Task statement: Output each entry verbatim.

Records supplied:

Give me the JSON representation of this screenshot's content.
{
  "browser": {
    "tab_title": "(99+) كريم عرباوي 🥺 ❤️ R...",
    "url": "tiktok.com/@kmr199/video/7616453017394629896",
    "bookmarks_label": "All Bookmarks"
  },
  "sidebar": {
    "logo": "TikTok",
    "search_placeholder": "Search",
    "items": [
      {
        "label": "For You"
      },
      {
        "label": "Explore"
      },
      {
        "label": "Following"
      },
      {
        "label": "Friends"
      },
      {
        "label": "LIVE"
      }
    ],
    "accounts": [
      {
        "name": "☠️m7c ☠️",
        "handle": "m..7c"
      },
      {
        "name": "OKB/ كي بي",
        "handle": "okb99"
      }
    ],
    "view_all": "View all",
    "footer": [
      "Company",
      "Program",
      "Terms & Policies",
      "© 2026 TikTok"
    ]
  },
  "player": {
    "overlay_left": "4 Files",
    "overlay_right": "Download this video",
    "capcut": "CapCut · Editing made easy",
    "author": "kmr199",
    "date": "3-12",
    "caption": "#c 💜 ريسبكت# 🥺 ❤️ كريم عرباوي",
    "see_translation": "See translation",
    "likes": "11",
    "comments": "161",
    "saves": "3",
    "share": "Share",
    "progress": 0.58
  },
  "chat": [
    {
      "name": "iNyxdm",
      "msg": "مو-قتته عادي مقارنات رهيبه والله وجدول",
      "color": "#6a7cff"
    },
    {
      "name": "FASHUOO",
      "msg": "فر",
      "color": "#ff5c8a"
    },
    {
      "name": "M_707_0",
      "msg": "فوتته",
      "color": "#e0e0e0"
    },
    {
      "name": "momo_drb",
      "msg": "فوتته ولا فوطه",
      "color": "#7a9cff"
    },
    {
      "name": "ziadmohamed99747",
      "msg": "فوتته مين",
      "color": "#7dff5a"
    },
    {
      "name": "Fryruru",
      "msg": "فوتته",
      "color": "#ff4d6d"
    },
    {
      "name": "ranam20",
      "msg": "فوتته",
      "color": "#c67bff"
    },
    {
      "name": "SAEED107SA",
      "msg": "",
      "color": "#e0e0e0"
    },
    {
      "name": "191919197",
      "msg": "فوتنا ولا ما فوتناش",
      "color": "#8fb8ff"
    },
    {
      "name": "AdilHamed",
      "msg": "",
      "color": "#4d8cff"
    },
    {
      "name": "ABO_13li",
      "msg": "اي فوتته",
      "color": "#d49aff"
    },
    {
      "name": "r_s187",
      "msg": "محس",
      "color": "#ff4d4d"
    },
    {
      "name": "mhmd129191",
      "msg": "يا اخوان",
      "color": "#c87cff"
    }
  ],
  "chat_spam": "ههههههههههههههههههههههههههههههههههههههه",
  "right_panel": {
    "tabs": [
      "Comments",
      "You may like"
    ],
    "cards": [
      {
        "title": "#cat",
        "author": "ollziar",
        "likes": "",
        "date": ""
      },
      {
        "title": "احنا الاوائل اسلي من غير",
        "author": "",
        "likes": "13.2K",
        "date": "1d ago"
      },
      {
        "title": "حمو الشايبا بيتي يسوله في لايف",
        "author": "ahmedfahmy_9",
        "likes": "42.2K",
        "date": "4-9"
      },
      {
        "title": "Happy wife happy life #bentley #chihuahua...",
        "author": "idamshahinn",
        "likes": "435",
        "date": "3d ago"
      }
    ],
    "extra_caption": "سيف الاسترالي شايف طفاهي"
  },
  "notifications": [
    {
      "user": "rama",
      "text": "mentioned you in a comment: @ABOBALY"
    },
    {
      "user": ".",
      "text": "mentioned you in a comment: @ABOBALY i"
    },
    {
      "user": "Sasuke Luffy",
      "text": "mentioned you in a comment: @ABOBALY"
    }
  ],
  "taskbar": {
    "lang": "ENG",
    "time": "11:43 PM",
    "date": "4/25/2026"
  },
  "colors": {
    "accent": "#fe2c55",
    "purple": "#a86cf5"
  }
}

Written answer:
Give me the JSON representation of this screenshot's content.
{
  "browser": {
    "tab_title": "(99+) كريم عرباوي 🥺 ❤️ R...",
    "url": "tiktok.com/@kmr199/video/7616453017394629896",
    "bookmarks_label": "All Bookmarks"
  },
  "sidebar": {
    "logo": "TikTok",
    "search_placeholder": "Search",
    "items": [
      {
        "label": "For You"
      },
      {
        "label": "Explore"
      },
      {
        "label": "Following"
      },
      {
        "label": "Friends"
      },
      {
        "label": "LIVE"
      }
    ],
    "accounts": [
      {
        "name": "☠️m7c ☠️",
        "handle": "m..7c"
      },
      {
        "name": "OKB/ كي بي",
        "handle": "okb99"
      }
    ],
    "view_all": "View all",
    "footer": [
      "Company",
      "Program",
      "Terms & Policies",
      "© 2026 TikTok"
    ]
  },
  "player": {
    "overlay_left": "4 Files",
    "overlay_right": "Download this video",
    "capcut": "CapCut · Editing made easy",
    "author": "kmr199",
    "date": "3-12",
    "caption": "#c 💜 ريسبكت# 🥺 ❤️ كريم عرباوي",
    "see_translation": "See translation",
    "likes": "11",
    "comments": "161",
    "saves": "3",
    "share": "Share",
    "progress": 0.58
  },
  "chat": [
    {
      "name": "iNyxdm",
      "msg": "مو-قتته عادي مقارنات رهيبه والله وجدول",
      "color": "#6a7cff"
    },
    {
      "name": "FASHUOO",
      "msg": "فر",
      "color": "#ff5c8a"
    },
    {
      "name": "M_707_0",
      "msg": "فوتته",
      "color": "#e0e0e0"
    },
    {
      "name": "momo_drb",
      "msg": "فوتته ولا فوطه",
      "color": "#7a9cff"
    },
    {
      "name": "ziadmohamed99747",
      "msg": "فوتته مين",
      "color": "#7dff5a"
    },
    {
      "name": "Fryruru",
      "msg": "فوتته",
      "color": "#ff4d6d"
    },
    {
      "name": "ranam20",
      "msg": "فوتته",
      "color": "#c67bff"
    },
    {
      "name": "SAEED107SA",
      "msg": "",
      "color": "#e0e0e0"
    },
    {
      "name": "191919197",
      "msg": "فوتنا ولا ما فوتناش",
      "color": "#8fb8ff"
    },
    {
      "name": "AdilHamed",
      "msg": "",
      "color": "#4d8cff"
    },
    {
      "name": "ABO_13li",
      "msg": "اي فوتته",
      "color": "#d49aff"
    },
    {
      "name": "r_s187",
      "msg": "محس",
      "color": "#ff4d4d"
    },
    {
      "name": "mhmd129191",
      "msg": "يا اخوان",
      "color": "#c87cff"
    }
  ],
  "chat_spam": "ههههههههههههههههههههههههههههههههههههههه",
  "right_panel": {
    "tabs": [
      "Comments",
      "You may like"
    ],
    "cards": [
      {
        "title": "#cat",
        "author": "ollziar",
        "likes": "",
        "date": ""
      },
      {
        "title": "احنا الاوائل اسلي من غير",
        "author": "",
        "likes": "13.2K",
        "date": "1d ago"
      },
      {
        "title": "حمو الشايبا بيتي يسوله في لايف",
        "author": "ahmedfahmy_9",
        "likes": "42.2K",
        "date": "4-9"
      },
      {
        "title": "Happy wife happy life #bentley #chihuahua...",
        "author": "idamshahinn",
        "likes": "435",
        "date": "3d ago"
      }
    ],
    "extra_caption": "سيف الاسترالي شايف طفاهي"
  },
  "notifications": [
    {
      "user": "rama",
      "text": "mentioned you in a comment: @ABOBALY"
    },
    {
      "user": ".",
      "text": "mentioned you in a comment: @ABOBALY i"
    },
    {
      "user": "Sasuke Luffy",
      "text": "mentioned you in a comment: @ABOBALY"
    }
  ],
  "taskbar": {
    "lang": "ENG",
    "time": "11:43 PM",
    "date": "4/25/2026"
  },
  "colors": {
    "accent": "#fe2c55",
    "purple": "#a86cf5"
  }
}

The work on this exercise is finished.